In an address Monday at Atlanta’s Booker T. Washington High School, while discussing the importance of education, first lady Michelle Obama shared with the students “some insights” that rich kids already possess.
“Do you hear what I’m telling you? Because I’m giving you some insights that a lot of rich kids all over the country – they know this stuff, and I want you to know it, too. Because you have got to go and get your education. You’ve got to,” Michelle Obama said.
The first lady’s address to the students was part of a back-to-school “prep” rally with U.S. Department of Education Secretary Arne Duncan and other administration officials.
Mrs. Obama told students they should prepare for college now, and learn how to “rally when you get knocked down along the way,” in the way that she did.
Her speech was interrupted when one of the students fainted, to which Mrs. Obama responded, “And that’s what the second part of this prep rally is about – it’s about rallying when things go wrong.”
After checking to see if the student was “okay,” Mrs. Obama recommended to the students, “Sometimes standing up – if anybody is starting to feel tired standing up, bend your knees – and eat your breakfast and lunch.”
And there are going to be plenty of times, you guys – have you dealt with situations where you just feel like you want to give up? Like it’s just too hard? Like everything is going wrong, you don’t have the support you need; that every time you try, you get something right, something else happens – right? You think that’s never happened to me? You think somebody like me has never had any problems?
Well, let me tell you, I still remember how one of my high school counselors told me that I shouldn’t apply to Princeton. They told me I would never make it there, that I was setting my sights too high – can you believe that?

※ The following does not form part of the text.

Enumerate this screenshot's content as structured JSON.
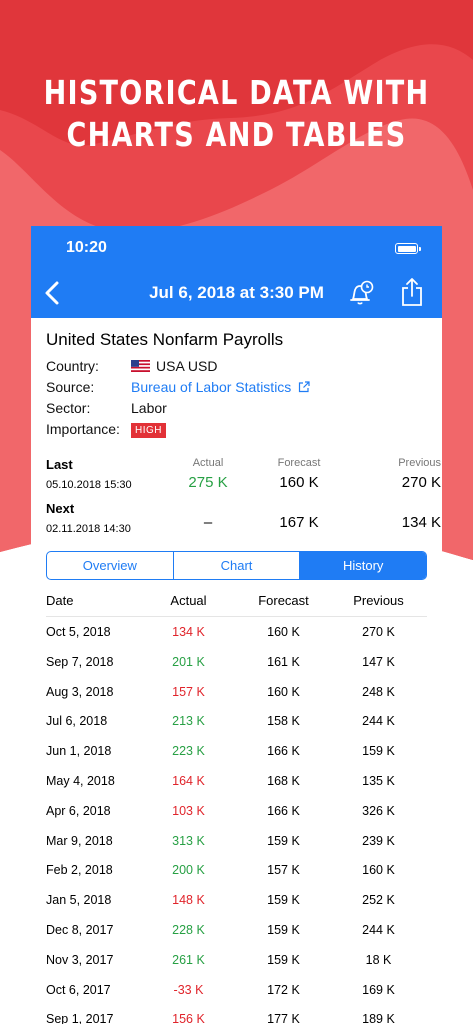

She told me, don’t bother.
She said that she worked on getting good grades, participated in activities, and gathered recommendations from her teachers.
“And in the end, I ended up showing that counselor just how wrong she was – because look at where I am right now,” she said as the students applauded.
Mrs. Obama continued by stating that some of the students might live in very difficult neighborhoods “where you have to watch your back even – every time you leave the house.”
She described various challenging situations inner city students might face, such as being made fun of, not having parental supervision, financial problems, or loss of loved ones to gun violence or drugs, and acknowledged these circumstances are difficult for anyone to cope with, but especially for a young person “still trying to grow up.”
The first lady told the students that those challenging situations could make them better college material than young people who have it easy.
“And let me tell you something – here is the secret to what you all have that a lot of other kids don’t – a lot of you already have that kind of grit, because all the challenges you’re facing right now at home, in your neighborhood, those experiences are making you tougher,” Mrs. Obama said. “They’re making you stronger. Those are advantages. They’re not disadvantages. And now that – you’ve got to just learn how to use that grit to help you get to and through college. It’s the same determination – you already have it.”